What the task asks:
For every record, give an exact copy that has no pictures in it.

[Element data from apps and pages]
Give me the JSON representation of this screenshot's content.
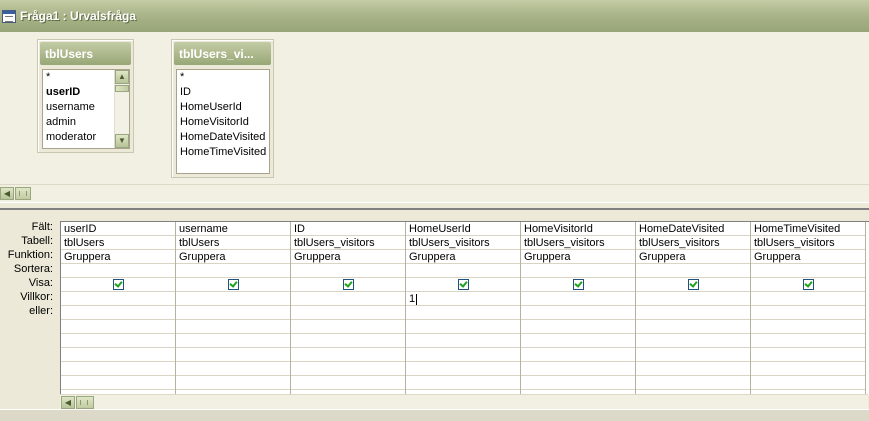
{
  "window": {
    "title": "Fråga1 : Urvalsfråga"
  },
  "tables": [
    {
      "title": "tblUsers",
      "fields": [
        {
          "name": "*",
          "pk": false
        },
        {
          "name": "userID",
          "pk": true
        },
        {
          "name": "username",
          "pk": false
        },
        {
          "name": "admin",
          "pk": false
        },
        {
          "name": "moderator",
          "pk": false
        }
      ]
    },
    {
      "title": "tblUsers_vi...",
      "fields": [
        {
          "name": "*",
          "pk": false
        },
        {
          "name": "ID",
          "pk": false
        },
        {
          "name": "HomeUserId",
          "pk": false
        },
        {
          "name": "HomeVisitorId",
          "pk": false
        },
        {
          "name": "HomeDateVisited",
          "pk": false
        },
        {
          "name": "HomeTimeVisited",
          "pk": false
        }
      ]
    }
  ],
  "grid": {
    "row_labels": {
      "falt": "Fält:",
      "tabell": "Tabell:",
      "funktion": "Funktion:",
      "sortera": "Sortera:",
      "visa": "Visa:",
      "villkor": "Villkor:",
      "eller": "eller:"
    },
    "columns": [
      {
        "field": "userID",
        "table": "tblUsers",
        "function": "Gruppera",
        "sort": "",
        "show": true,
        "criteria": ""
      },
      {
        "field": "username",
        "table": "tblUsers",
        "function": "Gruppera",
        "sort": "",
        "show": true,
        "criteria": ""
      },
      {
        "field": "ID",
        "table": "tblUsers_visitors",
        "function": "Gruppera",
        "sort": "",
        "show": true,
        "criteria": ""
      },
      {
        "field": "HomeUserId",
        "table": "tblUsers_visitors",
        "function": "Gruppera",
        "sort": "",
        "show": true,
        "criteria": "1"
      },
      {
        "field": "HomeVisitorId",
        "table": "tblUsers_visitors",
        "function": "Gruppera",
        "sort": "",
        "show": true,
        "criteria": ""
      },
      {
        "field": "HomeDateVisited",
        "table": "tblUsers_visitors",
        "function": "Gruppera",
        "sort": "",
        "show": true,
        "criteria": ""
      },
      {
        "field": "HomeTimeVisited",
        "table": "tblUsers_visitors",
        "function": "Gruppera",
        "sort": "",
        "show": true,
        "criteria": ""
      }
    ]
  },
  "icons": {
    "scroll_up": "scroll-up-arrow-icon",
    "scroll_down": "scroll-down-arrow-icon",
    "scroll_left": "scroll-left-arrow-icon",
    "window": "query-window-icon"
  },
  "colors": {
    "titlebar": "#a2ae80",
    "workspace": "#f2f0e3",
    "check": "#21a121"
  }
}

Answer box:
Give me the JSON representation of this screenshot's content.
{
  "window": {
    "title": "Fråga1 : Urvalsfråga"
  },
  "tables": [
    {
      "title": "tblUsers",
      "fields": [
        {
          "name": "*",
          "pk": false
        },
        {
          "name": "userID",
          "pk": true
        },
        {
          "name": "username",
          "pk": false
        },
        {
          "name": "admin",
          "pk": false
        },
        {
          "name": "moderator",
          "pk": false
        }
      ]
    },
    {
      "title": "tblUsers_vi...",
      "fields": [
        {
          "name": "*",
          "pk": false
        },
        {
          "name": "ID",
          "pk": false
        },
        {
          "name": "HomeUserId",
          "pk": false
        },
        {
          "name": "HomeVisitorId",
          "pk": false
        },
        {
          "name": "HomeDateVisited",
          "pk": false
        },
        {
          "name": "HomeTimeVisited",
          "pk": false
        }
      ]
    }
  ],
  "grid": {
    "row_labels": {
      "falt": "Fält:",
      "tabell": "Tabell:",
      "funktion": "Funktion:",
      "sortera": "Sortera:",
      "visa": "Visa:",
      "villkor": "Villkor:",
      "eller": "eller:"
    },
    "columns": [
      {
        "field": "userID",
        "table": "tblUsers",
        "function": "Gruppera",
        "sort": "",
        "show": true,
        "criteria": ""
      },
      {
        "field": "username",
        "table": "tblUsers",
        "function": "Gruppera",
        "sort": "",
        "show": true,
        "criteria": ""
      },
      {
        "field": "ID",
        "table": "tblUsers_visitors",
        "function": "Gruppera",
        "sort": "",
        "show": true,
        "criteria": ""
      },
      {
        "field": "HomeUserId",
        "table": "tblUsers_visitors",
        "function": "Gruppera",
        "sort": "",
        "show": true,
        "criteria": "1"
      },
      {
        "field": "HomeVisitorId",
        "table": "tblUsers_visitors",
        "function": "Gruppera",
        "sort": "",
        "show": true,
        "criteria": ""
      },
      {
        "field": "HomeDateVisited",
        "table": "tblUsers_visitors",
        "function": "Gruppera",
        "sort": "",
        "show": true,
        "criteria": ""
      },
      {
        "field": "HomeTimeVisited",
        "table": "tblUsers_visitors",
        "function": "Gruppera",
        "sort": "",
        "show": true,
        "criteria": ""
      }
    ]
  },
  "icons": {
    "scroll_up": "scroll-up-arrow-icon",
    "scroll_down": "scroll-down-arrow-icon",
    "scroll_left": "scroll-left-arrow-icon",
    "window": "query-window-icon"
  },
  "colors": {
    "titlebar": "#a2ae80",
    "workspace": "#f2f0e3",
    "check": "#21a121"
  }
}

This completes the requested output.